▶ _Supplied records_:
......
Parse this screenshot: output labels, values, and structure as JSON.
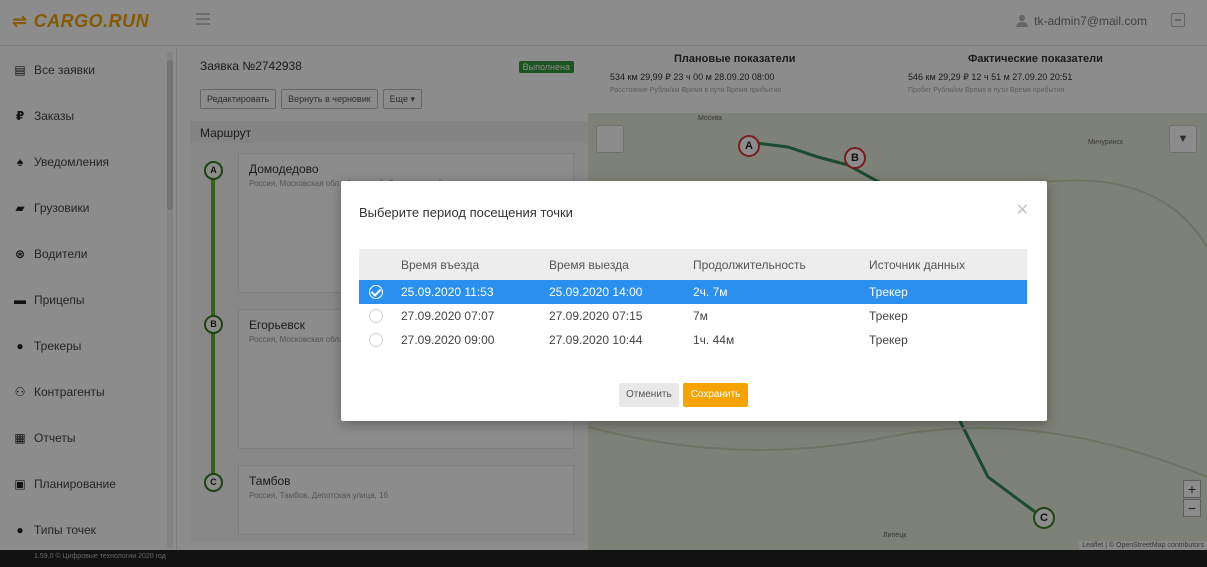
{
  "brand": {
    "name": "CARGO.RUN",
    "color": "#f2a500"
  },
  "header": {
    "user_email": "tk-admin7@mail.com"
  },
  "sidebar": {
    "items": [
      {
        "label": "Все заявки",
        "icon": "clipboard-icon"
      },
      {
        "label": "Заказы",
        "icon": "ruble-icon"
      },
      {
        "label": "Уведомления",
        "icon": "bell-icon"
      },
      {
        "label": "Грузовики",
        "icon": "truck-icon"
      },
      {
        "label": "Водители",
        "icon": "steering-wheel-icon"
      },
      {
        "label": "Прицепы",
        "icon": "trailer-icon"
      },
      {
        "label": "Трекеры",
        "icon": "map-pin-icon"
      },
      {
        "label": "Контрагенты",
        "icon": "people-icon"
      },
      {
        "label": "Отчеты",
        "icon": "report-icon"
      },
      {
        "label": "Планирование",
        "icon": "calendar-icon"
      },
      {
        "label": "Типы точек",
        "icon": "point-type-icon"
      }
    ]
  },
  "order": {
    "title": "Заявка №2742938",
    "status": "Выполнена",
    "buttons": {
      "edit": "Редактировать",
      "revert": "Вернуть в черновик",
      "more": "Еще ▾"
    },
    "route_label": "Маршрут",
    "stops": [
      {
        "letter": "A",
        "city": "Домодедово",
        "address": "Россия, Московская обл., Северный, Логистический"
      },
      {
        "letter": "B",
        "city": "Егорьевск",
        "address": "Россия, Московская обл., улица, 9"
      },
      {
        "letter": "C",
        "city": "Тамбов",
        "address": "Россия, Тамбов, Депотская улица, 1б"
      }
    ]
  },
  "stats": {
    "planned_header": "Плановые показатели",
    "actual_header": "Фактические показатели",
    "planned_row": "534 км   29,99 ₽   23 ч 00 м   28.09.20 08:00",
    "actual_row": "546 км   29,29 ₽   12 ч 51 м   27.09.20 20:51",
    "planned_sub": "Расстояние   Рубли/км   Время в пути   Время прибытия",
    "actual_sub": "Пробег   Рубли/км   Время в пути   Время прибытия"
  },
  "map": {
    "markers": [
      "A",
      "B",
      "C"
    ],
    "attribution": "Leaflet | © OpenStreetMap contributors",
    "labels": [
      "Москва",
      "Мичуринск",
      "Липецк"
    ]
  },
  "footer": {
    "text": "1.59.0 © Цифровые технологии 2020 год"
  },
  "modal": {
    "title": "Выберите период посещения точки",
    "columns": [
      "Время въезда",
      "Время выезда",
      "Продолжительность",
      "Источник данных"
    ],
    "rows": [
      {
        "in": "25.09.2020 11:53",
        "out": "25.09.2020 14:00",
        "duration": "2ч. 7м",
        "source": "Трекер",
        "selected": true
      },
      {
        "in": "27.09.2020 07:07",
        "out": "27.09.2020 07:15",
        "duration": "7м",
        "source": "Трекер",
        "selected": false
      },
      {
        "in": "27.09.2020 09:00",
        "out": "27.09.2020 10:44",
        "duration": "1ч. 44м",
        "source": "Трекер",
        "selected": false
      }
    ],
    "cancel_label": "Отменить",
    "save_label": "Сохранить"
  },
  "colors": {
    "selected_row": "#2b8ff0",
    "save_button": "#f5a300",
    "route_line": "#6ab02c"
  }
}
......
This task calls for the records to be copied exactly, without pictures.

Parse this screenshot: output labels, values, and structure as JSON.
{
  "brand": {
    "name": "CARGO.RUN",
    "color": "#f2a500"
  },
  "header": {
    "user_email": "tk-admin7@mail.com"
  },
  "sidebar": {
    "items": [
      {
        "label": "Все заявки",
        "icon": "clipboard-icon"
      },
      {
        "label": "Заказы",
        "icon": "ruble-icon"
      },
      {
        "label": "Уведомления",
        "icon": "bell-icon"
      },
      {
        "label": "Грузовики",
        "icon": "truck-icon"
      },
      {
        "label": "Водители",
        "icon": "steering-wheel-icon"
      },
      {
        "label": "Прицепы",
        "icon": "trailer-icon"
      },
      {
        "label": "Трекеры",
        "icon": "map-pin-icon"
      },
      {
        "label": "Контрагенты",
        "icon": "people-icon"
      },
      {
        "label": "Отчеты",
        "icon": "report-icon"
      },
      {
        "label": "Планирование",
        "icon": "calendar-icon"
      },
      {
        "label": "Типы точек",
        "icon": "point-type-icon"
      }
    ]
  },
  "order": {
    "title": "Заявка №2742938",
    "status": "Выполнена",
    "buttons": {
      "edit": "Редактировать",
      "revert": "Вернуть в черновик",
      "more": "Еще ▾"
    },
    "route_label": "Маршрут",
    "stops": [
      {
        "letter": "A",
        "city": "Домодедово",
        "address": "Россия, Московская обл., Северный, Логистический"
      },
      {
        "letter": "B",
        "city": "Егорьевск",
        "address": "Россия, Московская обл., улица, 9"
      },
      {
        "letter": "C",
        "city": "Тамбов",
        "address": "Россия, Тамбов, Депотская улица, 1б"
      }
    ]
  },
  "stats": {
    "planned_header": "Плановые показатели",
    "actual_header": "Фактические показатели",
    "planned_row": "534 км   29,99 ₽   23 ч 00 м   28.09.20 08:00",
    "actual_row": "546 км   29,29 ₽   12 ч 51 м   27.09.20 20:51",
    "planned_sub": "Расстояние   Рубли/км   Время в пути   Время прибытия",
    "actual_sub": "Пробег   Рубли/км   Время в пути   Время прибытия"
  },
  "map": {
    "markers": [
      "A",
      "B",
      "C"
    ],
    "attribution": "Leaflet | © OpenStreetMap contributors",
    "labels": [
      "Москва",
      "Мичуринск",
      "Липецк"
    ]
  },
  "footer": {
    "text": "1.59.0 © Цифровые технологии 2020 год"
  },
  "modal": {
    "title": "Выберите период посещения точки",
    "columns": [
      "Время въезда",
      "Время выезда",
      "Продолжительность",
      "Источник данных"
    ],
    "rows": [
      {
        "in": "25.09.2020 11:53",
        "out": "25.09.2020 14:00",
        "duration": "2ч. 7м",
        "source": "Трекер",
        "selected": true
      },
      {
        "in": "27.09.2020 07:07",
        "out": "27.09.2020 07:15",
        "duration": "7м",
        "source": "Трекер",
        "selected": false
      },
      {
        "in": "27.09.2020 09:00",
        "out": "27.09.2020 10:44",
        "duration": "1ч. 44м",
        "source": "Трекер",
        "selected": false
      }
    ],
    "cancel_label": "Отменить",
    "save_label": "Сохранить"
  },
  "colors": {
    "selected_row": "#2b8ff0",
    "save_button": "#f5a300",
    "route_line": "#6ab02c"
  }
}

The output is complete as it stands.